–By Jen Cunningham
–All photos courtesy of A Christmas Carol musical production.
The Christmas classic A Christmas Carol graced the Fox Theater with a magical Victorian presence. Beginning as the curtain opens to a beautiful and very detailed set of old town London, wedged between the toymaker and Scrooge and Marley, the scene comes to life with the town’s people happy to see one another and excited about the Christmas holiday.
Scrooge’s nephew has come to town to wish the old man a happy Christmas, with the town’s people shaking their head, because he throws him out every year. The cast does a wonderful job of preparing the crowd for the coming scenes. The musical classics “God Rest Ye Merry Gentlemen”, “Good King Wenceslaus”, and “Away in a Manger” prepare you to delve into the psyche of Ebenezer Scrooge.
The ghost of Christmas past takes you on a ride into Ebenezer’s past that begin to paint a picture of where it all when wrong for Mr. Scrooge. It opens with a scene of young Ebby(played by Alex Baylard) embracing his little sister Fan (played by Emma Johnson). She obviously adores him and is so grateful that he has returned to the family home for the Christmas feast. You later realize that is one of the last times Ebby will see his sister before she dies.
In the next vision, it flashes forward to Ebby as a young adult apprentice for Fezziwig. The entire company has gathered in the warehouse for a big Christmas party. Everyone is dancing to “Susanni” and at the end you see young Ebby propose to his sweetheart Belle Fezziwig. It is wrenching to watch Scrooge (played by Andy Harvey) begin to fall apart, as the scenes from his once happy life play before him.
In all the classics I have seen in my life nothing really prepared me for this adaptation. Charles Jones does a wonderful job developing the Scrooge character. The story brought to life by directors Kimberly Faith Hickman and Jeff Horger really pulls you into the story of how Ebby, the adored young professional, evolves into Ebenezer Scrooge.
In a “Christmas Yet to Come”, you can see Cratchit(played by Andy Brown) arrive late to the family home. Ebenezer had a way of making that happen. You can see by the grief that seems to cloak that room, that he didn’t make it home before his son (who we all know as tiny Tim) Tim (played by Sasha Denenberg), had finally been taken by his illness.

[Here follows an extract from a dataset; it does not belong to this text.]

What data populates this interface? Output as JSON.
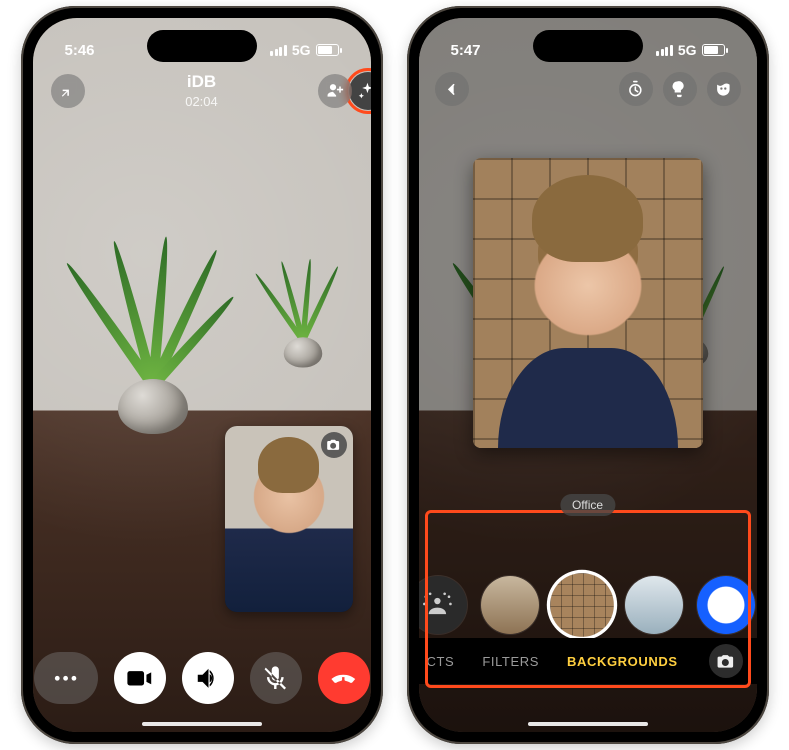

Scrooge finally began to put the puzzle pieces of his life together, and could see where ambition turned to greed, and where that greed had transformed his life into something painful for himself and others. In his enlightening the Christmas classic comes to life with all the things that we hold near and dear to our hearts at Christmas time.